Through the Quality Assurance for the Aboriginal and Torres Strait Islander Medical Services (QAAMS) pathology program the Australian Government is supporting the provision of culturally appropriate and clinically effective diabetes management in Aboriginal and Torres Strait Islander communities. The program supports better management of diabetes by enabling participating Aboriginal Medical Services and Aboriginal Community Controlled Health Services to provide accurate diabetes-related pathology testing on site through ‘point of care testing’.
Additionally, the Australian Government provided over $300 million, in 2011-12, to improve the access of Aboriginal and Torres Strait Islander people to comprehensive primary health care services. This funding is made available through over 200 organisations, most of which are Aboriginal Community Controlled Health Organisations (ACCHOs), to provide services that are responsive to the needs of local communities. This may include clinical services for the treatment of acute illnesses, management of chronic conditions, emergency care and specific interventions and referral. The funding also supports population health programs such as health promotion.

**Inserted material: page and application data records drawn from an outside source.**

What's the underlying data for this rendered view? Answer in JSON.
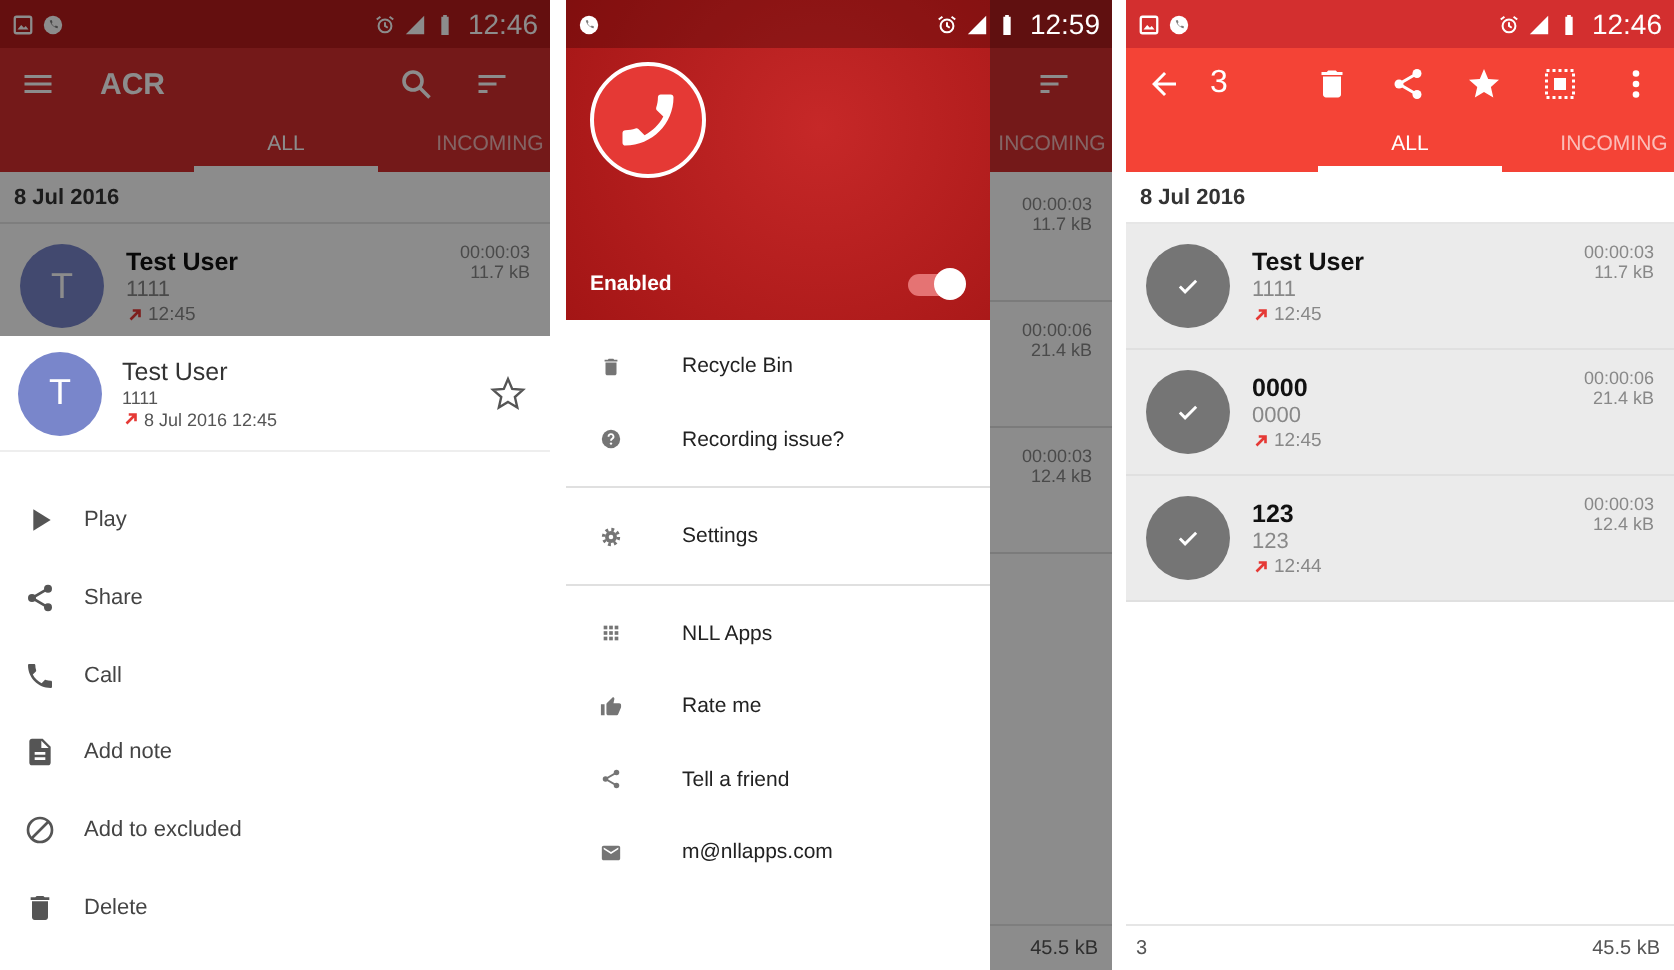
{
  "phones": [
    {
      "kind": "sheet",
      "status_time": "12:46",
      "title": "ACR",
      "tabs": [
        {
          "label": "ALL",
          "selected": true
        },
        {
          "label": "INCOMING",
          "selected": false
        }
      ],
      "date_header": "8 Jul 2016",
      "recordings": [
        {
          "avatar_letter": "T",
          "name": "Test User",
          "number": "1111",
          "time": "12:45",
          "duration": "00:00:03",
          "size": "11.7 kB",
          "selected": false
        }
      ],
      "sheet": {
        "avatar_letter": "T",
        "name": "Test User",
        "number": "1111",
        "datetime": "8 Jul 2016 12:45",
        "starred": false,
        "actions": [
          "Play",
          "Share",
          "Call",
          "Add note",
          "Add to excluded",
          "Delete"
        ]
      }
    },
    {
      "kind": "drawer",
      "status_time": "12:59",
      "tabs": [
        {
          "label": "INCOMING",
          "selected": false
        }
      ],
      "recordings": [
        {
          "duration": "00:00:03",
          "size": "11.7 kB"
        },
        {
          "duration": "00:00:06",
          "size": "21.4 kB"
        },
        {
          "duration": "00:00:03",
          "size": "12.4 kB"
        }
      ],
      "footer": {
        "total_size": "45.5 kB"
      },
      "drawer": {
        "enabled_switch": {
          "label": "Enabled",
          "on": true
        },
        "menu_groups": [
          [
            "Recycle Bin",
            "Recording issue?"
          ],
          [
            "Settings"
          ],
          [
            "NLL Apps",
            "Rate me",
            "Tell a friend",
            "m@nllapps.com"
          ]
        ]
      }
    },
    {
      "kind": "selection",
      "status_time": "12:46",
      "selection_count": "3",
      "tabs": [
        {
          "label": "ALL",
          "selected": true
        },
        {
          "label": "INCOMING",
          "selected": false
        }
      ],
      "date_header": "8 Jul 2016",
      "recordings": [
        {
          "name": "Test User",
          "number": "1111",
          "time": "12:45",
          "duration": "00:00:03",
          "size": "11.7 kB",
          "selected": true
        },
        {
          "name": "0000",
          "number": "0000",
          "time": "12:45",
          "duration": "00:00:06",
          "size": "21.4 kB",
          "selected": true
        },
        {
          "name": "123",
          "number": "123",
          "time": "12:44",
          "duration": "00:00:03",
          "size": "12.4 kB",
          "selected": true
        }
      ],
      "footer": {
        "count": "3",
        "total_size": "45.5 kB"
      }
    }
  ]
}
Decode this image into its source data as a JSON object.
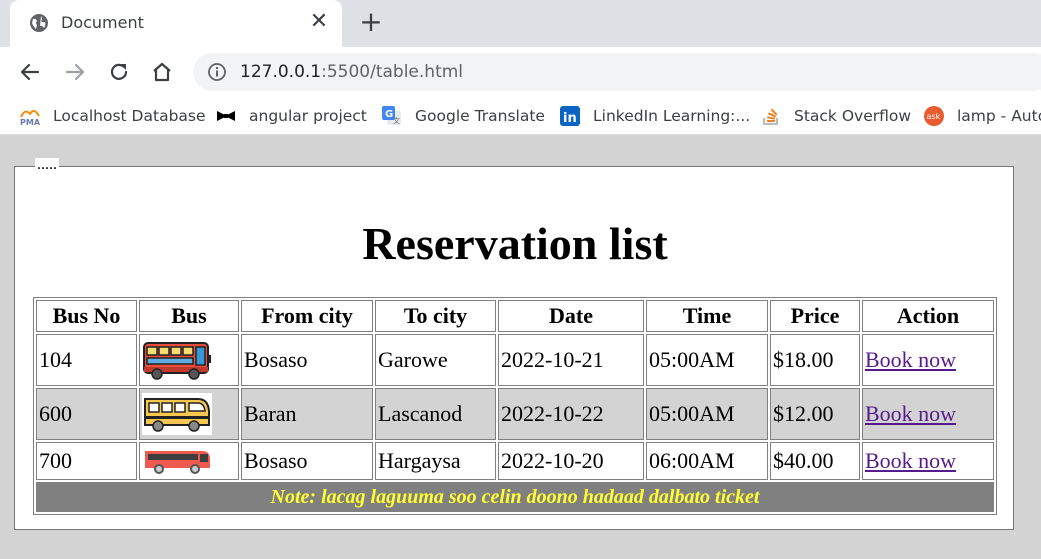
{
  "browser": {
    "tab_title": "Document",
    "tab_close": "✕",
    "new_tab": "+",
    "url_host": "127.0.0.1",
    "url_path": ":5500/table.html",
    "bookmarks": [
      {
        "label": "Localhost Database",
        "icon": "phpmyadmin-icon"
      },
      {
        "label": "angular project",
        "icon": "bowtie-icon"
      },
      {
        "label": "Google Translate",
        "icon": "google-translate-icon"
      },
      {
        "label": "LinkedIn Learning:...",
        "icon": "linkedin-icon"
      },
      {
        "label": "Stack Overflow",
        "icon": "stackoverflow-icon"
      },
      {
        "label": "lamp - Auto",
        "icon": "ask-icon"
      }
    ]
  },
  "page": {
    "legend": ".....",
    "title": "Reservation list",
    "headers": [
      "Bus No",
      "Bus",
      "From city",
      "To city",
      "Date",
      "Time",
      "Price",
      "Action"
    ],
    "rows": [
      {
        "bus_no": "104",
        "bus_icon": "red-double-bus-icon",
        "from": "Bosaso",
        "to": "Garowe",
        "date": "2022-10-21",
        "time": "05:00AM",
        "price": "$18.00",
        "action": "Book now",
        "shaded": false
      },
      {
        "bus_no": "600",
        "bus_icon": "yellow-bus-icon",
        "from": "Baran",
        "to": "Lascanod",
        "date": "2022-10-22",
        "time": "05:00AM",
        "price": "$12.00",
        "action": "Book now",
        "shaded": true
      },
      {
        "bus_no": "700",
        "bus_icon": "red-coach-bus-icon",
        "from": "Bosaso",
        "to": "Hargaysa",
        "date": "2022-10-20",
        "time": "06:00AM",
        "price": "$40.00",
        "action": "Book now",
        "shaded": false
      }
    ],
    "note": "Note: lacag laguuma soo celin doono hadaad dalbato ticket"
  },
  "colors": {
    "page_bg": "#d3d3d3",
    "shaded_row": "#d3d3d3",
    "note_bg": "#808080",
    "note_text": "#ffff33",
    "link": "#551a8b"
  }
}
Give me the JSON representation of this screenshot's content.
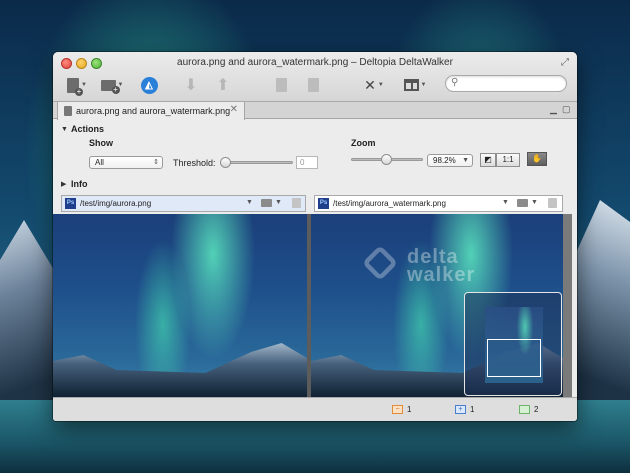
{
  "window": {
    "title": "aurora.png and aurora_watermark.png – Deltopia DeltaWalker"
  },
  "toolbar": {
    "search_placeholder": "",
    "icons": [
      "new-document-icon",
      "new-folder-icon",
      "deltawalker-icon",
      "arrow-down-icon",
      "arrow-up-icon",
      "copy-left-icon",
      "copy-right-icon",
      "tools-icon",
      "layout-icon"
    ]
  },
  "tab": {
    "label": "aurora.png and aurora_watermark.png"
  },
  "actions": {
    "header": "Actions",
    "show_label": "Show",
    "show_value": "All",
    "threshold_label": "Threshold:",
    "threshold_value": "0",
    "zoom_label": "Zoom",
    "zoom_value": "98.2%",
    "zoom_fit_label": "",
    "zoom_actual_label": "1:1"
  },
  "info": {
    "header": "Info"
  },
  "panes": {
    "left_path": "/test/img/aurora.png",
    "right_path": "/test/img/aurora_watermark.png",
    "file_type_badge": "Ps",
    "watermark_text_line1": "delta",
    "watermark_text_line2": "walker"
  },
  "status": {
    "changed_count": "1",
    "added_count": "1",
    "matched_count": "2",
    "changed_color": "#f0a35a",
    "added_color": "#5b8fd8",
    "matched_color": "#8fcf8a"
  }
}
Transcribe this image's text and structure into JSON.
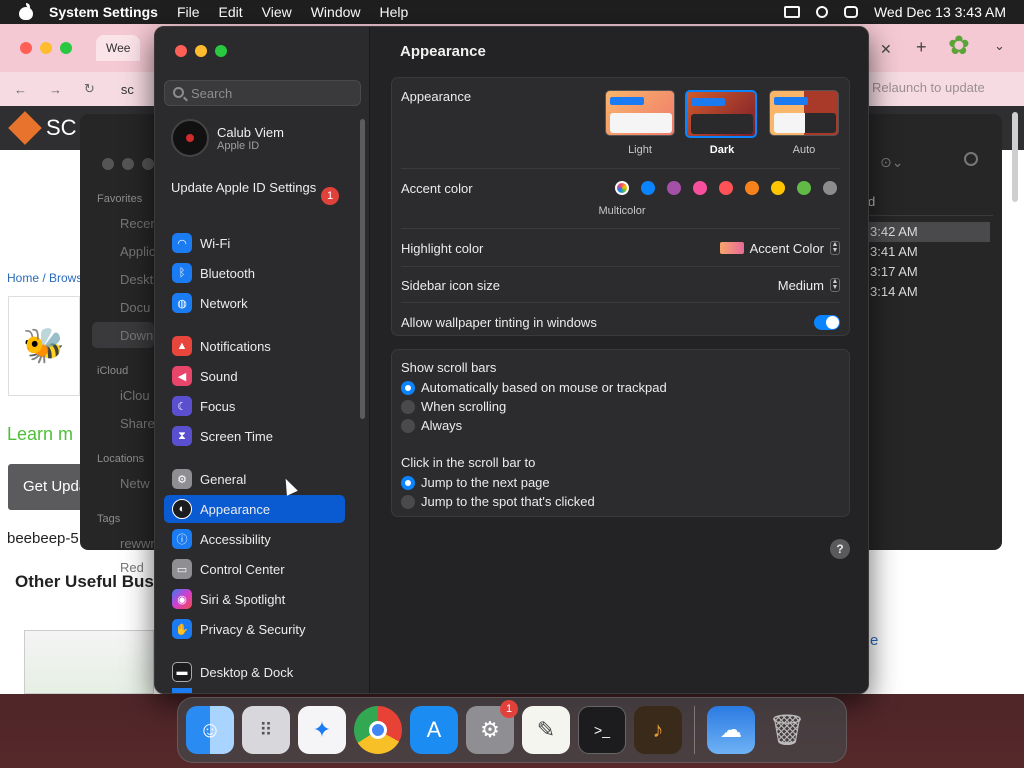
{
  "menubar": {
    "app_name": "System Settings",
    "menus": [
      "File",
      "Edit",
      "View",
      "Window",
      "Help"
    ],
    "datetime": "Wed Dec 13  3:43 AM"
  },
  "browser": {
    "tab_title": "Wee",
    "address_hint": "Relaunch to update",
    "address_partial": "sc",
    "site_logo_text": "SC",
    "breadcrumb": "Home / Brows",
    "learn_more": "Learn m",
    "get_update": "Get Upda",
    "beebeep": "beebeep-5",
    "other_useful": "Other Useful Bus",
    "right_link": "e"
  },
  "finder_behind": {
    "favorites_header": "Favorites",
    "favorites": [
      "Recen",
      "Applic",
      "Deskt",
      "Docu",
      "Down"
    ],
    "icloud_header": "iCloud",
    "icloud": [
      "iClou",
      "Share"
    ],
    "locations_header": "Locations",
    "locations": [
      "Netw"
    ],
    "tags_header": "Tags",
    "tags": [
      "rewwr",
      "Red"
    ],
    "column_header": "d",
    "times": [
      "3:42 AM",
      "3:41 AM",
      "3:17 AM",
      "3:14 AM"
    ]
  },
  "sidebar": {
    "search_placeholder": "Search",
    "account_name": "Calub Viem",
    "account_sub": "Apple ID",
    "update_label": "Update Apple ID Settings",
    "update_badge": "1",
    "items": [
      {
        "label": "Wi-Fi",
        "icon": "wifi-icon",
        "color": "#1a7bf2"
      },
      {
        "label": "Bluetooth",
        "icon": "bluetooth-icon",
        "color": "#1a7bf2"
      },
      {
        "label": "Network",
        "icon": "globe-icon",
        "color": "#1a7bf2"
      },
      {
        "label": "Notifications",
        "icon": "bell-icon",
        "color": "#e8453c"
      },
      {
        "label": "Sound",
        "icon": "speaker-icon",
        "color": "#e8456a"
      },
      {
        "label": "Focus",
        "icon": "moon-icon",
        "color": "#5a4fcf"
      },
      {
        "label": "Screen Time",
        "icon": "hourglass-icon",
        "color": "#5a4fcf"
      },
      {
        "label": "General",
        "icon": "gear-icon",
        "color": "#8e8e93"
      },
      {
        "label": "Appearance",
        "icon": "appearance-icon",
        "color": "#1c1c1e"
      },
      {
        "label": "Accessibility",
        "icon": "accessibility-icon",
        "color": "#1a7bf2"
      },
      {
        "label": "Control Center",
        "icon": "control-center-icon",
        "color": "#8e8e93"
      },
      {
        "label": "Siri & Spotlight",
        "icon": "siri-icon",
        "color": "#b03fcf"
      },
      {
        "label": "Privacy & Security",
        "icon": "hand-icon",
        "color": "#1a7bf2"
      },
      {
        "label": "Desktop & Dock",
        "icon": "dock-icon",
        "color": "#1c1c1e"
      }
    ]
  },
  "content": {
    "title": "Appearance",
    "appearance_label": "Appearance",
    "appearance_options": [
      "Light",
      "Dark",
      "Auto"
    ],
    "appearance_selected": "Dark",
    "accent_label": "Accent color",
    "accent_colors": [
      "#ff6bd8",
      "#0a84ff",
      "#a550a7",
      "#f74f9e",
      "#ff5257",
      "#f7821b",
      "#ffc600",
      "#62ba46",
      "#8c8c8c"
    ],
    "accent_selected_name": "Multicolor",
    "highlight_label": "Highlight color",
    "highlight_value": "Accent Color",
    "sidebar_icon_label": "Sidebar icon size",
    "sidebar_icon_value": "Medium",
    "tinting_label": "Allow wallpaper tinting in windows",
    "tinting_on": true,
    "scroll_header": "Show scroll bars",
    "scroll_options": [
      "Automatically based on mouse or trackpad",
      "When scrolling",
      "Always"
    ],
    "click_header": "Click in the scroll bar to",
    "click_options": [
      "Jump to the next page",
      "Jump to the spot that's clicked"
    ],
    "help": "?"
  },
  "dock": {
    "apps": [
      "finder-icon",
      "launchpad-icon",
      "safari-icon",
      "chrome-icon",
      "app-store-icon",
      "system-settings-icon",
      "textedit-icon",
      "terminal-icon",
      "garageband-icon",
      "weather-icon",
      "trash-icon"
    ],
    "settings_badge": "1"
  }
}
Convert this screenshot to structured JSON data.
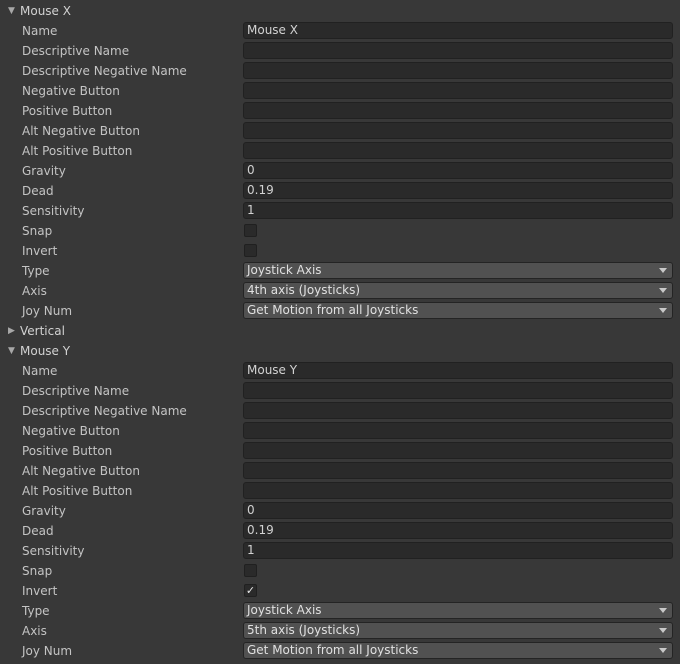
{
  "groups": [
    {
      "title": "Mouse X",
      "expanded": true,
      "foldout_icon": "triangle-down-icon",
      "fields": {
        "name_label": "Name",
        "name_value": "Mouse X",
        "descriptive_name_label": "Descriptive Name",
        "descriptive_name_value": "",
        "descriptive_negative_name_label": "Descriptive Negative Name",
        "descriptive_negative_name_value": "",
        "negative_button_label": "Negative Button",
        "negative_button_value": "",
        "positive_button_label": "Positive Button",
        "positive_button_value": "",
        "alt_negative_button_label": "Alt Negative Button",
        "alt_negative_button_value": "",
        "alt_positive_button_label": "Alt Positive Button",
        "alt_positive_button_value": "",
        "gravity_label": "Gravity",
        "gravity_value": "0",
        "dead_label": "Dead",
        "dead_value": "0.19",
        "sensitivity_label": "Sensitivity",
        "sensitivity_value": "1",
        "snap_label": "Snap",
        "snap_checked": false,
        "snap_mark": "",
        "invert_label": "Invert",
        "invert_checked": false,
        "invert_mark": "",
        "type_label": "Type",
        "type_value": "Joystick Axis",
        "axis_label": "Axis",
        "axis_value": "4th axis (Joysticks)",
        "joy_num_label": "Joy Num",
        "joy_num_value": "Get Motion from all Joysticks"
      }
    },
    {
      "title": "Vertical",
      "expanded": false,
      "foldout_icon": "triangle-right-icon"
    },
    {
      "title": "Mouse Y",
      "expanded": true,
      "foldout_icon": "triangle-down-icon",
      "fields": {
        "name_label": "Name",
        "name_value": "Mouse Y",
        "descriptive_name_label": "Descriptive Name",
        "descriptive_name_value": "",
        "descriptive_negative_name_label": "Descriptive Negative Name",
        "descriptive_negative_name_value": "",
        "negative_button_label": "Negative Button",
        "negative_button_value": "",
        "positive_button_label": "Positive Button",
        "positive_button_value": "",
        "alt_negative_button_label": "Alt Negative Button",
        "alt_negative_button_value": "",
        "alt_positive_button_label": "Alt Positive Button",
        "alt_positive_button_value": "",
        "gravity_label": "Gravity",
        "gravity_value": "0",
        "dead_label": "Dead",
        "dead_value": "0.19",
        "sensitivity_label": "Sensitivity",
        "sensitivity_value": "1",
        "snap_label": "Snap",
        "snap_checked": false,
        "snap_mark": "",
        "invert_label": "Invert",
        "invert_checked": true,
        "invert_mark": "✓",
        "type_label": "Type",
        "type_value": "Joystick Axis",
        "axis_label": "Axis",
        "axis_value": "5th axis (Joysticks)",
        "joy_num_label": "Joy Num",
        "joy_num_value": "Get Motion from all Joysticks"
      }
    }
  ],
  "icons": {
    "expanded": "triangle-down-icon",
    "collapsed": "triangle-right-icon",
    "dropdown": "dropdown-arrow-icon",
    "checkmark": "checkmark-icon"
  },
  "colors": {
    "background": "#383838",
    "field_background": "#2a2a2a",
    "dropdown_background": "#515151",
    "text": "#c4c4c4"
  }
}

The services provided meet identified community priorities.
For more information, please refer to the following pages:
- National Diabetes Services Scheme
- Diabetes Care Project
- CDM Medicare items
- Allied health (individual) services under Medicare
- Allied health group services under medicare for people with type 2 diabetes
- Quality Assurance for the Aboriginal and Torres Strait Islander Medical Services (QAAMS) pathology program
- Australian Primary Care Collaboratives
- Practice Incentives Program Top of page
Investing in diabetes researchThe Australian Government invests in diabetes research through the National Health and Medical Research Council (NHMRC). Between 2002 and 2011, the NHMRC invested more than $427 million in programs related to research into diabetes. This includes support for Special Program Grants in Type 1 Diabetes, a collaboration with the Juvenile Diabetes Research Foundation (JDRF). This research scheme, jointly funded by the two organisations, provides $12 million over five years for diabetes research. Another joint initiative with the JDRF is the Diabetes Vaccine Development Centre, which involves research into developing a vaccine or preventative immunotherapy for type 1 diabetes.
Monitoring diabetesThe Australian Government funds the National Centre for Monitoring Diabetes within the Australian Institute of Health and Welfare (AIHW) and the National Diabetes Registry, an AIHW managed database that collects information about people who use insulin as part of their diabetes management.
Australian type 2 diabetes risk assessment tool (AUSDRISK)The Australian type 2 diabetes risk assessment tool (AUSDRISK) is a short list of questions to help both health professionals and consumers to assess the risk of developing type 2 diabetes over the next five years.
AUSDRISK can be completed by the patient or with the assistance of a health professional or practice nurse. Patients aged 40–49 years (inclusive), or 15-54 years (inclusive) for Aboriginal and Torres Strait Islander people, with a 'high' score result from the AUSDRISK tool are eligible to attend a type 2 diabetes risk evaluation by their GP. For further information, refer to the
- Interactive diabetes risk assessment tool - online risk level calculator
- Non-interactive diabetes risk assessment tool
- Australian type 2 diabetes risk assessment tool (AUSDRISK) (PDF 718 KB large file)
Page last reviewed: June 2012